Assigned task: Please copy each line of the records below that holds the word "support".

··· Exercise data

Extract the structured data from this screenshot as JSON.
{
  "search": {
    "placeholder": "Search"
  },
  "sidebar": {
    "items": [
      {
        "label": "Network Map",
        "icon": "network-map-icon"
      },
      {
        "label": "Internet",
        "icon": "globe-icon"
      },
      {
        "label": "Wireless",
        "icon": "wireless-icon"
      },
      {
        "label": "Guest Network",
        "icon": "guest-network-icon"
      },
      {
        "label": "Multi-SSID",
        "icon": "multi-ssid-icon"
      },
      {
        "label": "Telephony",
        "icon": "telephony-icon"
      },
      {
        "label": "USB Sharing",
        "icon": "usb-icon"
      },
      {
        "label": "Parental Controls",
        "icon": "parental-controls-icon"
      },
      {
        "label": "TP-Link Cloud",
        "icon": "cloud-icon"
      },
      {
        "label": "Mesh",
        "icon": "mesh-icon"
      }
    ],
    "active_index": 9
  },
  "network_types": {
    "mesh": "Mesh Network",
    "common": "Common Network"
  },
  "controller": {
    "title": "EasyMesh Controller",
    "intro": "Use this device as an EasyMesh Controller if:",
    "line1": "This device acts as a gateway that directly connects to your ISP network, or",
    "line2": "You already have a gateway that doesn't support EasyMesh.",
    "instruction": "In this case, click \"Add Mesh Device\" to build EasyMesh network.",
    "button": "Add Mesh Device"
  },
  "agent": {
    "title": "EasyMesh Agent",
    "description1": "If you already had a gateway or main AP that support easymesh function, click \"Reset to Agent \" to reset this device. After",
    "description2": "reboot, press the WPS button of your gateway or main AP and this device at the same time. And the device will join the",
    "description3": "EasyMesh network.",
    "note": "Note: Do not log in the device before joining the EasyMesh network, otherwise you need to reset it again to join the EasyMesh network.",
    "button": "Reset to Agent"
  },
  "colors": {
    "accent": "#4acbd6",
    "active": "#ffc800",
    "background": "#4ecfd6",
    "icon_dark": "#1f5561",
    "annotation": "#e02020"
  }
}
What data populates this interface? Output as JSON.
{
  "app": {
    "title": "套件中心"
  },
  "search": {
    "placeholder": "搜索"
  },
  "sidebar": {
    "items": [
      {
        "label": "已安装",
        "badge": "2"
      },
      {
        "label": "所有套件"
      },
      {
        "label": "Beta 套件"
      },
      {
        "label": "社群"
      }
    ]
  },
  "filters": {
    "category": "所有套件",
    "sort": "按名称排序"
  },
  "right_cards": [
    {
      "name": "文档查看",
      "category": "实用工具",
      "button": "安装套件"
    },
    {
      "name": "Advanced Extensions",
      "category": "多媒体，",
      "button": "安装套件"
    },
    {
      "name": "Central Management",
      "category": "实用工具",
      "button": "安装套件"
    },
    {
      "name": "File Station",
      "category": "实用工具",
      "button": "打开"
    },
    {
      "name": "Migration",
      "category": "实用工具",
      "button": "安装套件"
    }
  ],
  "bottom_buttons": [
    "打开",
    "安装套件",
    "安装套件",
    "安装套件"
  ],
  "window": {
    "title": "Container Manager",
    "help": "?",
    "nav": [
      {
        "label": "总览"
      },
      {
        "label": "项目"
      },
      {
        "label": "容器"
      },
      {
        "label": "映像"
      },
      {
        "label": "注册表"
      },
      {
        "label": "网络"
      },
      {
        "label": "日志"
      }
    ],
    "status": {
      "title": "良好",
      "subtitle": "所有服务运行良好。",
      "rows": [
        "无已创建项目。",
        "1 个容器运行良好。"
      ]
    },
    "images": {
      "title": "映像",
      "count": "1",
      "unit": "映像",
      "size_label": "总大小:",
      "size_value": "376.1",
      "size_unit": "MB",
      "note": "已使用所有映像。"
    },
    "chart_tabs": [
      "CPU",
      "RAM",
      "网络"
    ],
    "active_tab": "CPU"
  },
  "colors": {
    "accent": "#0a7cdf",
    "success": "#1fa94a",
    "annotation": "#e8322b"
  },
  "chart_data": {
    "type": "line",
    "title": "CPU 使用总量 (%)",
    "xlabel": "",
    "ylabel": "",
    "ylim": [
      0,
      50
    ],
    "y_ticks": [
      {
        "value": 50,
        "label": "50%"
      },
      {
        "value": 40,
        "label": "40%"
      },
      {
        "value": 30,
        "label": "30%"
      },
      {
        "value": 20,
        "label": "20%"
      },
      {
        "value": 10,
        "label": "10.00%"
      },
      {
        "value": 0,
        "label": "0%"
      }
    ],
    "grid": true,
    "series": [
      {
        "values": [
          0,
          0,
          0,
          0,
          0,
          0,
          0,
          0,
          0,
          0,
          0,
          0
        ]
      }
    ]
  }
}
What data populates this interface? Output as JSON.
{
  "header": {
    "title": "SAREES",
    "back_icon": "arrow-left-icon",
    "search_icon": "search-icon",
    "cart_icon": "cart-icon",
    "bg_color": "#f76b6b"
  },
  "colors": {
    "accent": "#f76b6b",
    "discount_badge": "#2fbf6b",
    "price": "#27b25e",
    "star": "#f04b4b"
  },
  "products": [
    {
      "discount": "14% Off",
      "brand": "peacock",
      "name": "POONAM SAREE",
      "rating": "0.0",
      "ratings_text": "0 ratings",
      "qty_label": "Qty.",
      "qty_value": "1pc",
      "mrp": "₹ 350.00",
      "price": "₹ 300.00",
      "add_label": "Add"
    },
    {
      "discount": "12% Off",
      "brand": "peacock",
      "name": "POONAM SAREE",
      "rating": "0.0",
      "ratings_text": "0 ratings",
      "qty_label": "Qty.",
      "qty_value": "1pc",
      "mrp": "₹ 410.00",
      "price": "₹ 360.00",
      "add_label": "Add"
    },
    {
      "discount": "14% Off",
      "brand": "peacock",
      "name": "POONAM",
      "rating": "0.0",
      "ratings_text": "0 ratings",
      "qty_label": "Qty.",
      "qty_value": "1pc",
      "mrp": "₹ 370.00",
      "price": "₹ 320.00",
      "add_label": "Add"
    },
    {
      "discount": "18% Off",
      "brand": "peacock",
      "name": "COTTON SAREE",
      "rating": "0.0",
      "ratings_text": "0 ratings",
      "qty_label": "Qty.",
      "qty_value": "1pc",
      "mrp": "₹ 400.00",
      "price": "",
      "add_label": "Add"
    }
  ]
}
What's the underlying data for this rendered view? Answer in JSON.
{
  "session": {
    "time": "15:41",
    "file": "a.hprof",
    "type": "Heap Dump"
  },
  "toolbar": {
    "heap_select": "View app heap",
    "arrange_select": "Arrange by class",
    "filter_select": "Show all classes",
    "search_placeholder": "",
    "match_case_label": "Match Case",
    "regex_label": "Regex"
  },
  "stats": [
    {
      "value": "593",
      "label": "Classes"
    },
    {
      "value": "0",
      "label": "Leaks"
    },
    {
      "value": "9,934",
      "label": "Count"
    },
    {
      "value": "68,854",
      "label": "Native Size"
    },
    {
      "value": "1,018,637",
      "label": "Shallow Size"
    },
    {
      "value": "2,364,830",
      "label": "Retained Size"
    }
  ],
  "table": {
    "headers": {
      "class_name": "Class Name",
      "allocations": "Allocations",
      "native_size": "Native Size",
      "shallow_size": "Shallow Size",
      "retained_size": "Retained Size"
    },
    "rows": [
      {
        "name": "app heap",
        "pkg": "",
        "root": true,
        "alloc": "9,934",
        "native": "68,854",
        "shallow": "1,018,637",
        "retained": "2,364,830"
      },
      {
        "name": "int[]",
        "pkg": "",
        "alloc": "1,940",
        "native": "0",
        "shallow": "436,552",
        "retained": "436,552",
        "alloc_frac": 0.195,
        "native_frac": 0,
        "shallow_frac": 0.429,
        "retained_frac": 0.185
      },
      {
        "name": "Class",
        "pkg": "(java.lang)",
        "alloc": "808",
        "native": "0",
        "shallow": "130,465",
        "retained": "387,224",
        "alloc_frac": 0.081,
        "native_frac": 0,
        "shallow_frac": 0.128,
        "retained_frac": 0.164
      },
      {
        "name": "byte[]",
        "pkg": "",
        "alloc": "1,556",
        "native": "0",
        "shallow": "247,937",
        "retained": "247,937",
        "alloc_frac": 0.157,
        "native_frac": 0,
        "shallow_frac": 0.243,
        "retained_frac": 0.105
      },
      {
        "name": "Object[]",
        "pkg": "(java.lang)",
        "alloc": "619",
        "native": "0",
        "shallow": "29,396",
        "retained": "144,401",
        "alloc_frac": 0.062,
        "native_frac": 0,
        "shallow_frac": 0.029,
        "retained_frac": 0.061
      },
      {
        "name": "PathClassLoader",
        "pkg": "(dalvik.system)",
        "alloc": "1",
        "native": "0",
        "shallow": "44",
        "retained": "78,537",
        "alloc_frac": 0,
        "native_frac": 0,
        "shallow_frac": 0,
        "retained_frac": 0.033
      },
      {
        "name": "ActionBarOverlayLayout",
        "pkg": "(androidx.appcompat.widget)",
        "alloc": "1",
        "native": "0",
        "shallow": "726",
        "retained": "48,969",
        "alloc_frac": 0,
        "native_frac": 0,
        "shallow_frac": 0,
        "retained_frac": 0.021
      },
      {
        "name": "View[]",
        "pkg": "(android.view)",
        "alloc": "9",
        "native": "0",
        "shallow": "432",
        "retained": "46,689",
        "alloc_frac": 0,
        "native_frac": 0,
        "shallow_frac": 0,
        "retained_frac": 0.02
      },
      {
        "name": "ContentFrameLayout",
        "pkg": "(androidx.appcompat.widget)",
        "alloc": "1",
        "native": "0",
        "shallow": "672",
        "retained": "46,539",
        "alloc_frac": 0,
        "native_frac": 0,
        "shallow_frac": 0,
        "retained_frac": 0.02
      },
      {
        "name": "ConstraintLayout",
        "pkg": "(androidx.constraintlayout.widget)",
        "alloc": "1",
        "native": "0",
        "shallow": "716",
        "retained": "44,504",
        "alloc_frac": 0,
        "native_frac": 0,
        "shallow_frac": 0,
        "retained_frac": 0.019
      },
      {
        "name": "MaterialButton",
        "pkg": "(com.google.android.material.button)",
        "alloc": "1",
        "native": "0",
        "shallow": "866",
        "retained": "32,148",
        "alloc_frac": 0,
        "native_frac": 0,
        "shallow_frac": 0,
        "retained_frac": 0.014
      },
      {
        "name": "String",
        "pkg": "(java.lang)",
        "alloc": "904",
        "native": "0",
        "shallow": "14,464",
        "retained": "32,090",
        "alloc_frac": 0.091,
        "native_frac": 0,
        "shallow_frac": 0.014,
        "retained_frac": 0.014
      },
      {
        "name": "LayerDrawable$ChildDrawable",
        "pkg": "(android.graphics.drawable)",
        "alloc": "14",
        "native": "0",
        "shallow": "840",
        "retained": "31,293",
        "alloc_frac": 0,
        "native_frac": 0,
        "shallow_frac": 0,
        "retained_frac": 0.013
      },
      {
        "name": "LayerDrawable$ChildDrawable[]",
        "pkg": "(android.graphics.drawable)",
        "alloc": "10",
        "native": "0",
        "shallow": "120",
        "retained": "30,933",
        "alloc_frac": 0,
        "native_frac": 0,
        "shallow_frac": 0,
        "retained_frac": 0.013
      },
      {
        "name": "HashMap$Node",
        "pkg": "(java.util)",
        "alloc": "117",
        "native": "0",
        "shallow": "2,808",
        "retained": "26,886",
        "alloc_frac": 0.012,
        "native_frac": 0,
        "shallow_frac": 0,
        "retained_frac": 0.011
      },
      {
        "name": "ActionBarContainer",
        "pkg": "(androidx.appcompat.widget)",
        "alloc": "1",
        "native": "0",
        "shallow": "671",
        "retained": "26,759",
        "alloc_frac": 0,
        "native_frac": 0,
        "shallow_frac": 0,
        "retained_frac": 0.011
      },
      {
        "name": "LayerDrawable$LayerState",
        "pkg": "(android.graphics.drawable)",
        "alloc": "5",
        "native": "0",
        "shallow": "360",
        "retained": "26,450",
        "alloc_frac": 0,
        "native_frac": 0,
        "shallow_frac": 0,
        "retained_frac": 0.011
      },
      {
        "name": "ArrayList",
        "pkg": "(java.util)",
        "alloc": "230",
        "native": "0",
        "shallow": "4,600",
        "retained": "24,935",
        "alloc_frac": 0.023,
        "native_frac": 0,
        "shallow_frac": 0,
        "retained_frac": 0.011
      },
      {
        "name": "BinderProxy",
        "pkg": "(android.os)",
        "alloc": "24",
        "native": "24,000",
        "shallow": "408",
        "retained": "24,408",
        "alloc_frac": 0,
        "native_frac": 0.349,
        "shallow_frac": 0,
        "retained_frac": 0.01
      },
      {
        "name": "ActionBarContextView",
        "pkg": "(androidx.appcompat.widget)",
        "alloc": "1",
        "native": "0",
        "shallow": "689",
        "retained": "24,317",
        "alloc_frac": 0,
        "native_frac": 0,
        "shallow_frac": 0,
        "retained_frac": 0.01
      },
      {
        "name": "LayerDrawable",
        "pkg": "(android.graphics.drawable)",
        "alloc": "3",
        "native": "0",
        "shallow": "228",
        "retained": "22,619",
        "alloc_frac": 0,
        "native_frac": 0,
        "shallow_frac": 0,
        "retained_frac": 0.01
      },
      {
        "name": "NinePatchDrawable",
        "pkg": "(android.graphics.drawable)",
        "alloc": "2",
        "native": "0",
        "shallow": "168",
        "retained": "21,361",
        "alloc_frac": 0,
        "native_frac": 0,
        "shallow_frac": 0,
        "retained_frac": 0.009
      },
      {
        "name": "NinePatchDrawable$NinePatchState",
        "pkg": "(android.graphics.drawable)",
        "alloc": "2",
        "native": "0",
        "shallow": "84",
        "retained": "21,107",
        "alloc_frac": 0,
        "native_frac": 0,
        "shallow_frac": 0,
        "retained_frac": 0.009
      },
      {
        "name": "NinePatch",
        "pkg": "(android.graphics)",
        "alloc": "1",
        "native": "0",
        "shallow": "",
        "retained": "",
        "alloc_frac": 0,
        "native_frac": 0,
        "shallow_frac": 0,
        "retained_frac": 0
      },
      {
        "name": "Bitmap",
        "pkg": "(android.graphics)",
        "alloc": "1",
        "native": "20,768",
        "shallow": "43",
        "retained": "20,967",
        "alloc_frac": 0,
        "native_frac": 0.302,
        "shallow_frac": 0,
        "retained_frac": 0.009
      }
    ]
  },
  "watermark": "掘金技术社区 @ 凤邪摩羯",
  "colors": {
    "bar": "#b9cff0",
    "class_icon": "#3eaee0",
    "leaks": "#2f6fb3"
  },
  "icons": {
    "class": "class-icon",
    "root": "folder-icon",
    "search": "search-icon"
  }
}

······

Response:
    "line2": "You already have a gateway that doesn't support EasyMesh.",
    "description1": "If you already had a gateway or main AP that support easymesh function, click \"Reset to Agent \" to reset this device. After",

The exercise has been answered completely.